Top of Extracted data

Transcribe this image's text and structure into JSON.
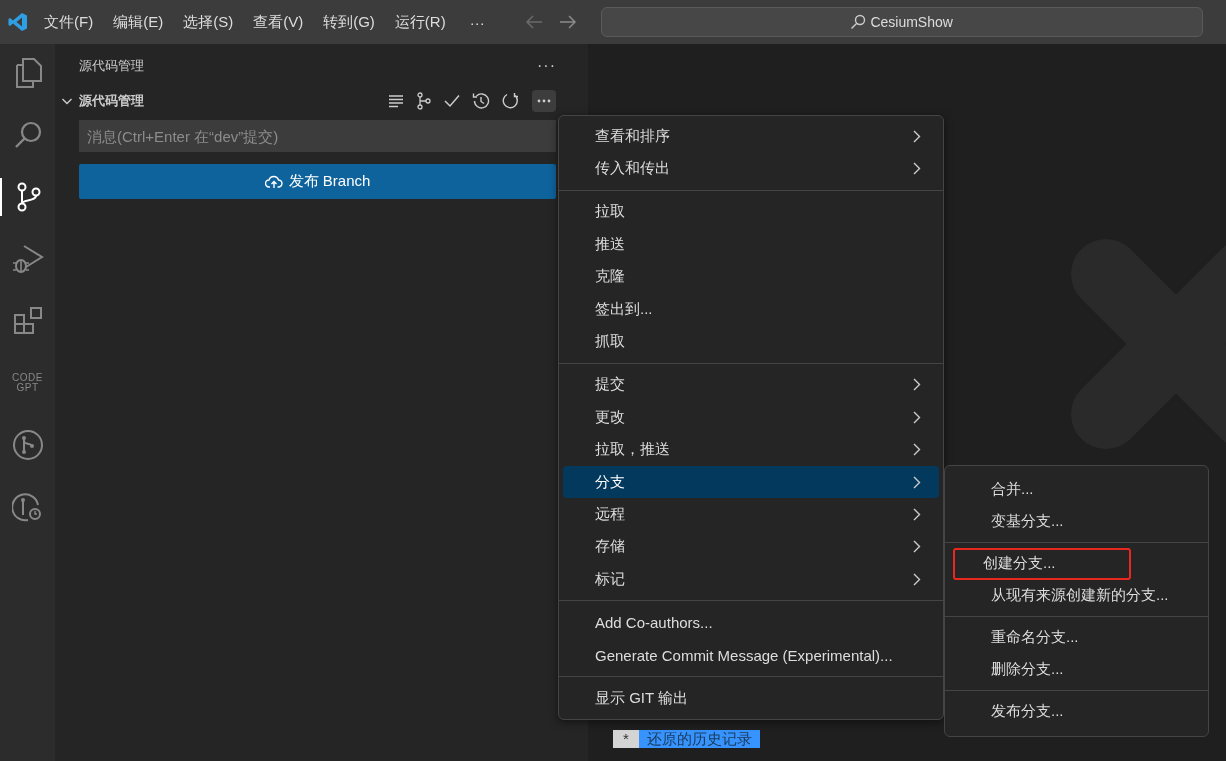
{
  "title_bar": {
    "menus": [
      "文件(F)",
      "编辑(E)",
      "选择(S)",
      "查看(V)",
      "转到(G)",
      "运行(R)"
    ],
    "more": "···",
    "search": "CesiumShow"
  },
  "activity_bar": {
    "items": [
      {
        "kind": "files",
        "selected": false
      },
      {
        "kind": "search",
        "selected": false
      },
      {
        "kind": "source-control",
        "selected": true
      },
      {
        "kind": "run-debug",
        "selected": false
      },
      {
        "kind": "extensions",
        "selected": false
      },
      {
        "kind": "text-logo",
        "lines": [
          "CODE",
          "GPT"
        ],
        "selected": false
      },
      {
        "kind": "git-graph",
        "selected": false
      },
      {
        "kind": "git-history",
        "selected": false
      }
    ]
  },
  "sidebar": {
    "title": "源代码管理",
    "more": "···",
    "section": {
      "title": "源代码管理",
      "expanded": true,
      "more_selected": true
    },
    "commit_message": {
      "placeholder": "消息(Ctrl+Enter 在“dev”提交)"
    },
    "publish_button": "发布 Branch"
  },
  "editor": {
    "tab_marker": "*",
    "tab_label": "还原的历史记录"
  },
  "context_menu": {
    "groups": [
      [
        {
          "label": "查看和排序",
          "has_submenu": true,
          "selected": false
        },
        {
          "label": "传入和传出",
          "has_submenu": true,
          "selected": false
        }
      ],
      [
        {
          "label": "拉取",
          "has_submenu": false,
          "selected": false
        },
        {
          "label": "推送",
          "has_submenu": false,
          "selected": false
        },
        {
          "label": "克隆",
          "has_submenu": false,
          "selected": false
        },
        {
          "label": "签出到...",
          "has_submenu": false,
          "selected": false
        },
        {
          "label": "抓取",
          "has_submenu": false,
          "selected": false
        }
      ],
      [
        {
          "label": "提交",
          "has_submenu": true,
          "selected": false
        },
        {
          "label": "更改",
          "has_submenu": true,
          "selected": false
        },
        {
          "label": "拉取，推送",
          "has_submenu": true,
          "selected": false
        },
        {
          "label": "分支",
          "has_submenu": true,
          "selected": true
        },
        {
          "label": "远程",
          "has_submenu": true,
          "selected": false
        },
        {
          "label": "存储",
          "has_submenu": true,
          "selected": false
        },
        {
          "label": "标记",
          "has_submenu": true,
          "selected": false
        }
      ],
      [
        {
          "label": "Add Co-authors...",
          "has_submenu": false,
          "selected": false
        },
        {
          "label": "Generate Commit Message (Experimental)...",
          "has_submenu": false,
          "selected": false
        }
      ],
      [
        {
          "label": "显示 GIT 输出",
          "has_submenu": false,
          "selected": false
        }
      ]
    ]
  },
  "submenu": {
    "groups": [
      [
        {
          "label": "合并...",
          "highlighted": false
        },
        {
          "label": "变基分支...",
          "highlighted": false
        }
      ],
      [
        {
          "label": "创建分支...",
          "highlighted": true
        },
        {
          "label": "从现有来源创建新的分支...",
          "highlighted": false
        }
      ],
      [
        {
          "label": "重命名分支...",
          "highlighted": false
        },
        {
          "label": "删除分支...",
          "highlighted": false
        }
      ],
      [
        {
          "label": "发布分支...",
          "highlighted": false
        }
      ]
    ]
  }
}
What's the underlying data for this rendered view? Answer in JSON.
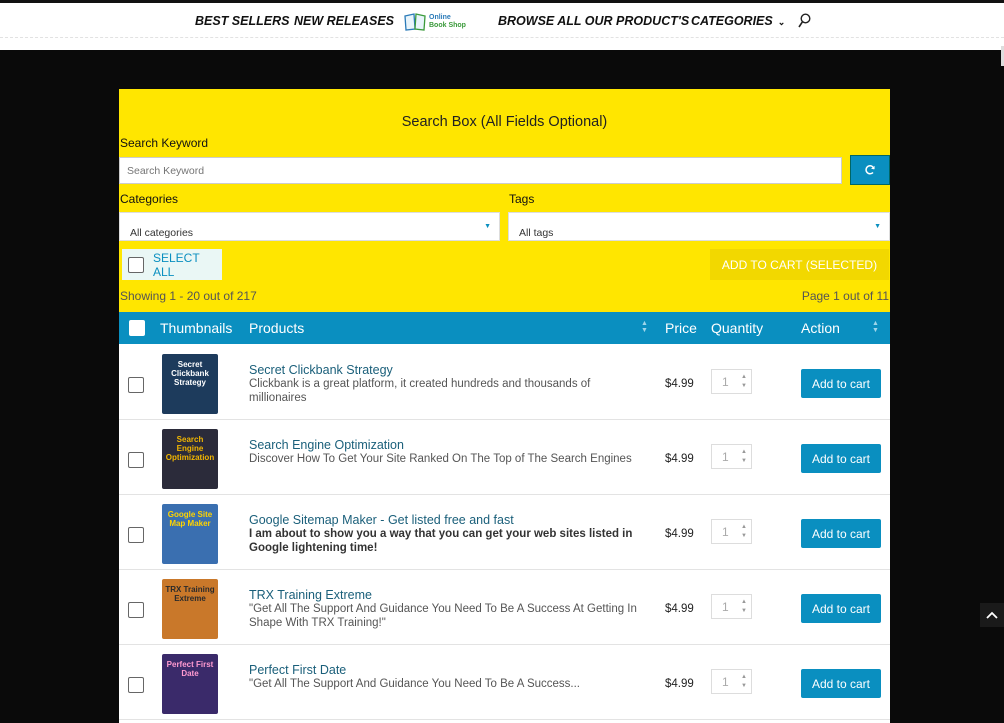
{
  "nav": {
    "best_sellers": "BEST SELLERS",
    "new_releases": "NEW RELEASES",
    "logo_line1": "Online",
    "logo_line2": "Book Shop",
    "browse_all": "BROWSE ALL OUR PRODUCT'S",
    "categories": "CATEGORIES"
  },
  "search": {
    "title": "Search Box (All Fields Optional)",
    "keyword_label": "Search Keyword",
    "keyword_placeholder": "Search Keyword",
    "categories_label": "Categories",
    "categories_value": "All categories",
    "tags_label": "Tags",
    "tags_value": "All tags",
    "select_all": "SELECT ALL",
    "add_selected": "ADD TO CART (SELECTED)",
    "showing": "Showing 1 - 20 out of 217",
    "page_info": "Page 1 out of 11"
  },
  "table": {
    "headers": {
      "thumbnails": "Thumbnails",
      "products": "Products",
      "price": "Price",
      "quantity": "Quantity",
      "action": "Action"
    },
    "rows": [
      {
        "thumb_text": "Secret Clickbank Strategy",
        "name": "Secret Clickbank Strategy",
        "description": "Clickbank is a great platform, it created hundreds and thousands of millionaires",
        "price": "$4.99",
        "qty": "1",
        "button": "Add to cart",
        "thumb_color": "#1d3b5c"
      },
      {
        "thumb_text": "Search Engine Optimization",
        "name": "Search Engine Optimization",
        "description": "Discover How To Get Your Site Ranked On The Top of The Search Engines",
        "price": "$4.99",
        "qty": "1",
        "button": "Add to cart",
        "thumb_color": "#2b2b3a"
      },
      {
        "thumb_text": "Google Site Map Maker",
        "name": "Google Sitemap Maker - Get listed free and fast",
        "description": "I am about to show you a way that you can get your web sites listed in Google lightening time!",
        "price": "$4.99",
        "qty": "1",
        "button": "Add to cart",
        "thumb_color": "#3a6fb0"
      },
      {
        "thumb_text": "TRX Training Extreme",
        "name": "TRX Training Extreme",
        "description": "\"Get All The Support And Guidance You Need To Be A Success At Getting In Shape With TRX Training!\"",
        "price": "$4.99",
        "qty": "1",
        "button": "Add to cart",
        "thumb_color": "#c9782a"
      },
      {
        "thumb_text": "Perfect First Date",
        "name": "Perfect First Date",
        "description": "\"Get All The Support And Guidance You Need To Be A Success...",
        "price": "$4.99",
        "qty": "1",
        "button": "Add to cart",
        "thumb_color": "#3a2a6a"
      }
    ]
  },
  "colors": {
    "accent": "#0a8fc0",
    "panel": "#ffe600",
    "background": "#0a0a0a"
  },
  "icons": [
    "search-icon",
    "refresh-icon",
    "chevron-down-icon",
    "caret-down-icon",
    "sort-icon",
    "arrow-up-icon",
    "book-logo-icon"
  ]
}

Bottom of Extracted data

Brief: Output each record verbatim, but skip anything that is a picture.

Response to this task:
Transcribe this image's text and structure into JSON.
{
  "title_bar": {
    "menus": [
      "文件(F)",
      "编辑(E)",
      "选择(S)",
      "查看(V)",
      "转到(G)",
      "运行(R)"
    ],
    "more": "···",
    "search": "CesiumShow"
  },
  "activity_bar": {
    "items": [
      {
        "kind": "files",
        "selected": false
      },
      {
        "kind": "search",
        "selected": false
      },
      {
        "kind": "source-control",
        "selected": true
      },
      {
        "kind": "run-debug",
        "selected": false
      },
      {
        "kind": "extensions",
        "selected": false
      },
      {
        "kind": "text-logo",
        "lines": [
          "CODE",
          "GPT"
        ],
        "selected": false
      },
      {
        "kind": "git-graph",
        "selected": false
      },
      {
        "kind": "git-history",
        "selected": false
      }
    ]
  },
  "sidebar": {
    "title": "源代码管理",
    "more": "···",
    "section": {
      "title": "源代码管理",
      "expanded": true,
      "more_selected": true
    },
    "commit_message": {
      "placeholder": "消息(Ctrl+Enter 在“dev”提交)"
    },
    "publish_button": "发布 Branch"
  },
  "editor": {
    "tab_marker": "*",
    "tab_label": "还原的历史记录"
  },
  "context_menu": {
    "groups": [
      [
        {
          "label": "查看和排序",
          "has_submenu": true,
          "selected": false
        },
        {
          "label": "传入和传出",
          "has_submenu": true,
          "selected": false
        }
      ],
      [
        {
          "label": "拉取",
          "has_submenu": false,
          "selected": false
        },
        {
          "label": "推送",
          "has_submenu": false,
          "selected": false
        },
        {
          "label": "克隆",
          "has_submenu": false,
          "selected": false
        },
        {
          "label": "签出到...",
          "has_submenu": false,
          "selected": false
        },
        {
          "label": "抓取",
          "has_submenu": false,
          "selected": false
        }
      ],
      [
        {
          "label": "提交",
          "has_submenu": true,
          "selected": false
        },
        {
          "label": "更改",
          "has_submenu": true,
          "selected": false
        },
        {
          "label": "拉取，推送",
          "has_submenu": true,
          "selected": false
        },
        {
          "label": "分支",
          "has_submenu": true,
          "selected": true
        },
        {
          "label": "远程",
          "has_submenu": true,
          "selected": false
        },
        {
          "label": "存储",
          "has_submenu": true,
          "selected": false
        },
        {
          "label": "标记",
          "has_submenu": true,
          "selected": false
        }
      ],
      [
        {
          "label": "Add Co-authors...",
          "has_submenu": false,
          "selected": false
        },
        {
          "label": "Generate Commit Message (Experimental)...",
          "has_submenu": false,
          "selected": false
        }
      ],
      [
        {
          "label": "显示 GIT 输出",
          "has_submenu": false,
          "selected": false
        }
      ]
    ]
  },
  "submenu": {
    "groups": [
      [
        {
          "label": "合并...",
          "highlighted": false
        },
        {
          "label": "变基分支...",
          "highlighted": false
        }
      ],
      [
        {
          "label": "创建分支...",
          "highlighted": true
        },
        {
          "label": "从现有来源创建新的分支...",
          "highlighted": false
        }
      ],
      [
        {
          "label": "重命名分支...",
          "highlighted": false
        },
        {
          "label": "删除分支...",
          "highlighted": false
        }
      ],
      [
        {
          "label": "发布分支...",
          "highlighted": false
        }
      ]
    ]
  }
}
What's the underlying data for this rendered view? Answer in JSON.
{
  "nav": {
    "best_sellers": "BEST SELLERS",
    "new_releases": "NEW RELEASES",
    "logo_line1": "Online",
    "logo_line2": "Book Shop",
    "browse_all": "BROWSE ALL OUR PRODUCT'S",
    "categories": "CATEGORIES"
  },
  "search": {
    "title": "Search Box (All Fields Optional)",
    "keyword_label": "Search Keyword",
    "keyword_placeholder": "Search Keyword",
    "categories_label": "Categories",
    "categories_value": "All categories",
    "tags_label": "Tags",
    "tags_value": "All tags",
    "select_all": "SELECT ALL",
    "add_selected": "ADD TO CART (SELECTED)",
    "showing": "Showing 1 - 20 out of 217",
    "page_info": "Page 1 out of 11"
  },
  "table": {
    "headers": {
      "thumbnails": "Thumbnails",
      "products": "Products",
      "price": "Price",
      "quantity": "Quantity",
      "action": "Action"
    },
    "rows": [
      {
        "thumb_text": "Secret Clickbank Strategy",
        "name": "Secret Clickbank Strategy",
        "description": "Clickbank is a great platform, it created hundreds and thousands of millionaires",
        "price": "$4.99",
        "qty": "1",
        "button": "Add to cart",
        "thumb_color": "#1d3b5c"
      },
      {
        "thumb_text": "Search Engine Optimization",
        "name": "Search Engine Optimization",
        "description": "Discover How To Get Your Site Ranked On The Top of The Search Engines",
        "price": "$4.99",
        "qty": "1",
        "button": "Add to cart",
        "thumb_color": "#2b2b3a"
      },
      {
        "thumb_text": "Google Site Map Maker",
        "name": "Google Sitemap Maker - Get listed free and fast",
        "description": "I am about to show you a way that you can get your web sites listed in Google lightening time!",
        "price": "$4.99",
        "qty": "1",
        "button": "Add to cart",
        "thumb_color": "#3a6fb0"
      },
      {
        "thumb_text": "TRX Training Extreme",
        "name": "TRX Training Extreme",
        "description": "\"Get All The Support And Guidance You Need To Be A Success At Getting In Shape With TRX Training!\"",
        "price": "$4.99",
        "qty": "1",
        "button": "Add to cart",
        "thumb_color": "#c9782a"
      },
      {
        "thumb_text": "Perfect First Date",
        "name": "Perfect First Date",
        "description": "\"Get All The Support And Guidance You Need To Be A Success...",
        "price": "$4.99",
        "qty": "1",
        "button": "Add to cart",
        "thumb_color": "#3a2a6a"
      }
    ]
  },
  "colors": {
    "accent": "#0a8fc0",
    "panel": "#ffe600",
    "background": "#0a0a0a"
  },
  "icons": [
    "search-icon",
    "refresh-icon",
    "chevron-down-icon",
    "caret-down-icon",
    "sort-icon",
    "arrow-up-icon",
    "book-logo-icon"
  ]
}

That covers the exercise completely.